After that it was a series of seatmates on the bus. A black marine was unhappy with maltreatment in the corps, which I put down to being unhappy with military life rather than any racial prejudice. He certainly enjoyed the Canadian Army version of the Marine Hymn, to wit:
"From the shores of San Francisco
To the hills of Tennessee
There's a line of Yankee bullshit
Put there for all to see.
"If the Vandoos* and the Princess Pats**
Were to dig up their latrines,
They would find underneath a pile of shit
The United States Marines."
*Royal 22e Regiment (22 in French is "vingt-deux”)
** Princess Patricia's Canadian Light Infantry
Another seatmate was a woman I called Mrs Backlash, after a Feiffer cartoon about Mr Backlash. "According to her, she was totally unprejudiced, but simply made up her mind that the Mississippi Summer project was a stupid effort perpetrated by communists and executed by idiots. She had no idea of what had been done. We are now moving into Chicago."
After waiting for two hours in the bus depot, having a conversation with black drug dealer about racial tensions,

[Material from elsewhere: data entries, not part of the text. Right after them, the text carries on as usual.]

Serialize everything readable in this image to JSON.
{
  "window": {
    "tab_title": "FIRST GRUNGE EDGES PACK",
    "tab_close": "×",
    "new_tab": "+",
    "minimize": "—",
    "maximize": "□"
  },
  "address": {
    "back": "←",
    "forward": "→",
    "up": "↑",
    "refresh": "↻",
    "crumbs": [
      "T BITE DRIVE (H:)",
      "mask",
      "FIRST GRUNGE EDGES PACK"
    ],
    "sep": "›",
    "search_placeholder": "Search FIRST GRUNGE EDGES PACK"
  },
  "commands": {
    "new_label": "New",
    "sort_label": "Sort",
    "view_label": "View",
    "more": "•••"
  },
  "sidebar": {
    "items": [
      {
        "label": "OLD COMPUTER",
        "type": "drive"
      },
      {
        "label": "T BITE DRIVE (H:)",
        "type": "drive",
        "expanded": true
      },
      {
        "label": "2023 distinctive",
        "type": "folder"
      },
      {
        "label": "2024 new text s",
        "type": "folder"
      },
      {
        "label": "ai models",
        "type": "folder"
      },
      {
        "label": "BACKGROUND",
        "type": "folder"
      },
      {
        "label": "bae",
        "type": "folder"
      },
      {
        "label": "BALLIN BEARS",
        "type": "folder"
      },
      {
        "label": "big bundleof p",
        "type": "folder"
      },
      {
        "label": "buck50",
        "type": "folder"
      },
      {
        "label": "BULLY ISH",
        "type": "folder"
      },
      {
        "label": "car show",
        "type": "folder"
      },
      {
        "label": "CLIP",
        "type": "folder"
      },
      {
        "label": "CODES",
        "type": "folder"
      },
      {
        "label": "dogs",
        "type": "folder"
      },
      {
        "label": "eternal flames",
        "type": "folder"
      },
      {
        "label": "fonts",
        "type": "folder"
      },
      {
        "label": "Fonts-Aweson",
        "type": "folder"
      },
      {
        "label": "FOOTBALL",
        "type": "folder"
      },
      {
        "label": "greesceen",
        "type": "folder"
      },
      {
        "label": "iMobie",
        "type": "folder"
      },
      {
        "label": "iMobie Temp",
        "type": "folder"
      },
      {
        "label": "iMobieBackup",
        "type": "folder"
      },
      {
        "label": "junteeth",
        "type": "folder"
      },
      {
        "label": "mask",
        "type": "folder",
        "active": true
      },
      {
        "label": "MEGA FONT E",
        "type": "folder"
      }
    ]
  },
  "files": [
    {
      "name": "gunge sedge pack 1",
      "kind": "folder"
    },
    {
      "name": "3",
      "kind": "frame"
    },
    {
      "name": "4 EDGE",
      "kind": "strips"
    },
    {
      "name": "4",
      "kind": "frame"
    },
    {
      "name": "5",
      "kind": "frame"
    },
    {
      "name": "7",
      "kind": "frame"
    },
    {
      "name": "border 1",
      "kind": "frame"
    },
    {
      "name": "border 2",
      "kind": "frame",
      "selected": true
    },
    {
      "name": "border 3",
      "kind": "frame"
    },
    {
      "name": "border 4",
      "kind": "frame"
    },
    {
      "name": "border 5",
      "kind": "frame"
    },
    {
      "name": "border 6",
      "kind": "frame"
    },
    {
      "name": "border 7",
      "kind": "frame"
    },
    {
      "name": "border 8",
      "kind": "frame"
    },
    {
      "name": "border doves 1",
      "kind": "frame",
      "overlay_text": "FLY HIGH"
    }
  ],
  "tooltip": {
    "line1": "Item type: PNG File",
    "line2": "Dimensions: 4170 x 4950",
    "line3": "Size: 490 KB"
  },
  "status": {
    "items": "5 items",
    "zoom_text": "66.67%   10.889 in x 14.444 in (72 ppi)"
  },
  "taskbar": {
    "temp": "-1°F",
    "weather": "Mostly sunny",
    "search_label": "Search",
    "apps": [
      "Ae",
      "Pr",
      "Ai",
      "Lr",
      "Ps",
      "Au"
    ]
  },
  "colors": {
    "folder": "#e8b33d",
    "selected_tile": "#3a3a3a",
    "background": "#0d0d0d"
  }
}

to which he appeared indifferent if not immune, I headed to Detroit over the familiar ground of Michigan, where Alan and I had travelled 18 months before, when this expedition was in the planning stages.
While I cannot be proud of my first log entry on reaching Canadian soil, it certainly casts me in the role of a classic left-liberal in regard to the United States. My log notes on November 22: "When I crossed the border, I could not read the word CANADA too many times. I felt that I had escaped from a land of bigots and fools. If I had anything to say about it, I would saw off New York and San Francisco and let the rest sink into the sea."